kok328 05-22-2010 04:12 PM

Depending on the style of breaker you have, you might be able to remove the bar on the breaker that makes it a 2-pole breaker. You'll have to pull a neutral to share between the two lines of 110 on that circuit. Otherwise, you'll have to change the breaker to two single pole breakers and still have to pull a neutral to share between the two 110's.
The other thing to consider is, typically a 220 breaker will be of higher amperage that what you need for a 110 circuit and will have to pull the appropriate guage neutral to accomodate the two 110 circuits.

Nestor_Kelebay 05-22-2010 08:36 PM

AlbertaA: The 220 volt cable that goes into your garage should have a white neutral wire.

If so, would it be feasible for AlbertaA to just replace the ganged breakers in his panel with two 15 amp breakers, and use the white wire as a common neutral? I don't see why not because it WAS being used as a common neutral for a presumably higher amperage application previously.

speedy petey 05-23-2010 08:35 AM

Quote:

Originally Posted by Nestor_Kelebay (Post 44999)
AlbertaA: The 220 volt cable that goes into your garage should have a white neutral wire.

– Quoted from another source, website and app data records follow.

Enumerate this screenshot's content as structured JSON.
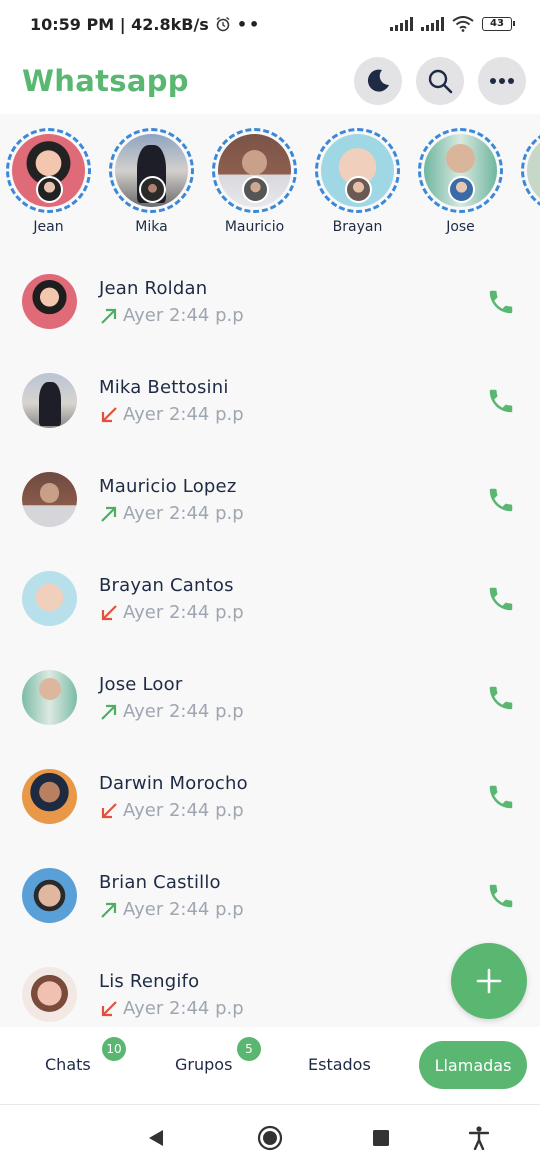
{
  "status_bar": {
    "time_speed": "10:59 PM | 42.8kB/s",
    "dots": "••",
    "battery": "43"
  },
  "header": {
    "title": "Whatsapp",
    "actions": [
      "moon-icon",
      "search-icon",
      "more-icon"
    ]
  },
  "stories": [
    {
      "name": "Jean"
    },
    {
      "name": "Mika"
    },
    {
      "name": "Mauricio"
    },
    {
      "name": "Brayan"
    },
    {
      "name": "Jose"
    },
    {
      "name": ""
    }
  ],
  "calls": [
    {
      "name": "Jean Roldan",
      "time": "Ayer 2:44 p.p",
      "direction": "outgoing"
    },
    {
      "name": "Mika Bettosini",
      "time": "Ayer 2:44 p.p",
      "direction": "incoming"
    },
    {
      "name": "Mauricio Lopez",
      "time": "Ayer 2:44 p.p",
      "direction": "outgoing"
    },
    {
      "name": "Brayan Cantos",
      "time": "Ayer 2:44 p.p",
      "direction": "incoming"
    },
    {
      "name": "Jose Loor",
      "time": "Ayer 2:44 p.p",
      "direction": "outgoing"
    },
    {
      "name": "Darwin Morocho",
      "time": "Ayer 2:44 p.p",
      "direction": "incoming"
    },
    {
      "name": "Brian Castillo",
      "time": "Ayer 2:44 p.p",
      "direction": "outgoing"
    },
    {
      "name": "Lis Rengifo",
      "time": "Ayer 2:44 p.p",
      "direction": "incoming"
    }
  ],
  "tabs": {
    "chats": {
      "label": "Chats",
      "badge": "10"
    },
    "grupos": {
      "label": "Grupos",
      "badge": "5"
    },
    "estados": {
      "label": "Estados"
    },
    "llamadas": {
      "label": "Llamadas"
    }
  },
  "colors": {
    "accent": "#5ab772",
    "story_ring": "#3b88d9",
    "outgoing_arrow": "#4caf62",
    "incoming_arrow": "#e0523f"
  }
}
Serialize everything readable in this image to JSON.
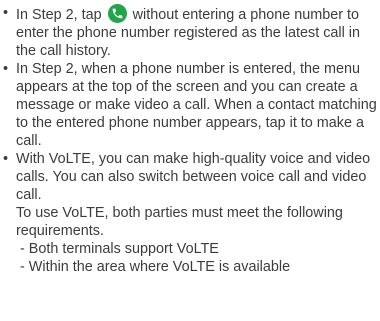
{
  "notes": {
    "note1": {
      "before_icon": "In Step 2, tap",
      "icon": "phone-call-icon",
      "after_icon": " without entering a phone number to enter the phone number registered as the latest call in the call history."
    },
    "note2": {
      "text": "In Step 2, when a phone number is entered, the menu appears at the top of the screen and you can create a message or make video a call. When a contact matching to the entered phone number appears, tap it to make a call."
    },
    "note3": {
      "line1": "With VoLTE, you can make high-quality voice and video calls. You can also switch between voice call and video call.",
      "line2": "To use VoLTE, both parties must meet the following requirements.",
      "req1": "- Both terminals support VoLTE",
      "req2": "- Within the area where VoLTE is available"
    }
  },
  "colors": {
    "icon_green": "#22a44a",
    "text": "#3c3c3c"
  }
}
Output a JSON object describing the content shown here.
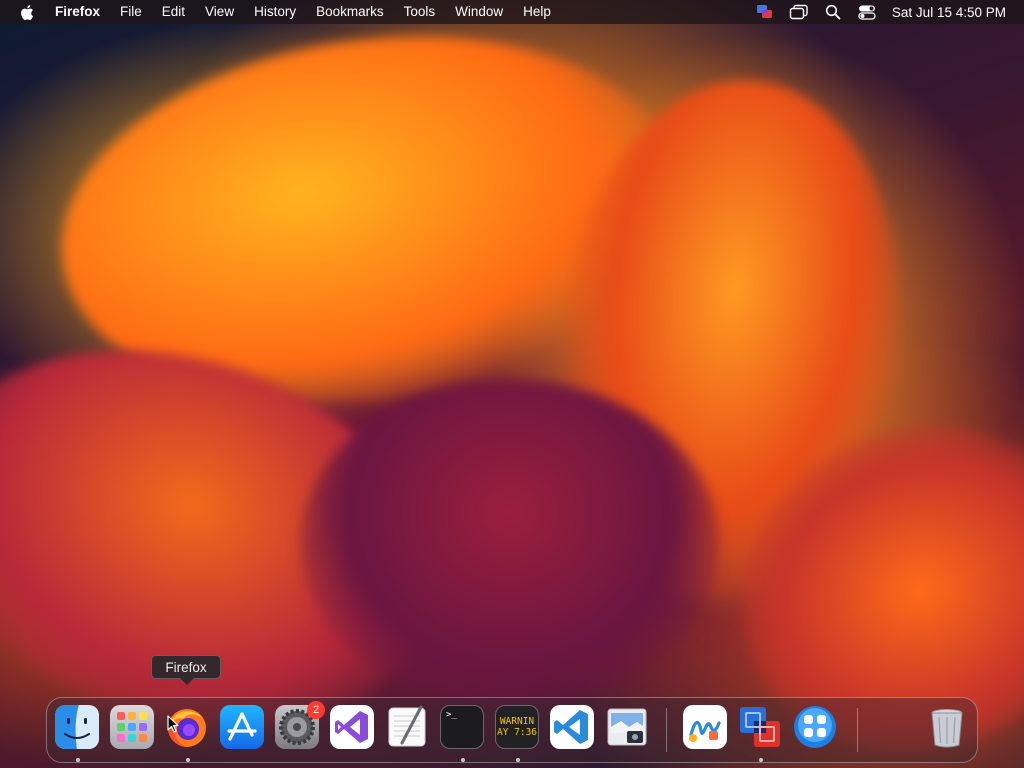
{
  "menubar": {
    "apple_icon": "apple-logo-icon",
    "app_name": "Firefox",
    "menus": [
      "File",
      "Edit",
      "View",
      "History",
      "Bookmarks",
      "Tools",
      "Window",
      "Help"
    ],
    "status_icons": [
      "screen-sharing-icon",
      "window-overlap-icon",
      "search-icon",
      "control-center-icon"
    ],
    "clock": "Sat Jul 15  4:50 PM"
  },
  "tooltip": {
    "label": "Firefox"
  },
  "dock": {
    "apps": [
      {
        "id": "finder",
        "icon": "finder-icon",
        "running": true
      },
      {
        "id": "launchpad",
        "icon": "launchpad-icon",
        "running": false
      },
      {
        "id": "firefox",
        "icon": "firefox-icon",
        "running": true
      },
      {
        "id": "app-store",
        "icon": "app-store-icon",
        "running": false
      },
      {
        "id": "system-settings",
        "icon": "settings-gear-icon",
        "running": false,
        "badge": "2"
      },
      {
        "id": "visual-studio",
        "icon": "visual-studio-icon",
        "running": false
      },
      {
        "id": "textedit",
        "icon": "textedit-icon",
        "running": false
      },
      {
        "id": "terminal",
        "icon": "terminal-icon",
        "running": true,
        "text": ">_"
      },
      {
        "id": "console",
        "icon": "console-icon",
        "running": true,
        "text_line1": "WARNIN",
        "text_line2": "AY 7:36"
      },
      {
        "id": "vscode",
        "icon": "vscode-icon",
        "running": false
      },
      {
        "id": "preview",
        "icon": "preview-icon",
        "running": false
      },
      {
        "id": "freeform",
        "icon": "freeform-icon",
        "running": false
      },
      {
        "id": "vmware-fusion",
        "icon": "vmware-fusion-icon",
        "running": true
      },
      {
        "id": "screens",
        "icon": "grid-app-icon",
        "running": false
      },
      {
        "id": "trash",
        "icon": "trash-icon",
        "running": false
      }
    ]
  },
  "colors": {
    "menubar_bg": "#1e1418",
    "badge": "#ff3b30",
    "firefox_orange": "#ff7a1a",
    "vscode_blue": "#2a8bdc"
  }
}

Let me fix this:
AlbertaA: The 240 volt cable that goes into your garage MAY, but most likely will not, have a white neutral wire.







Quote:

Originally Posted by Nestor_Kelebay (Post 44999)
If so, would it be feasible for AlbertaA to just replace the ganged breakers in his panel with two 15 amp breakers, and use the white wire as a common neutral? I don't see why not because it WAS being used as a common neutral for a presumably higher amperage application previously.

If a neutral exists then yes, it can be used to create a multi-wire circuit (shared neutral).
I don't see how it can be presumed the amperage would be higher. It could have been for a compressor, pump, etc...as well as a welder, dryer, etc.

We will not know until the OP returns with more details about this circuit other than that it is a "220". Such as how many wires, their colors and their size, and also what breaker it is on.


All times are GMT -6. The time now is 10:24 AM.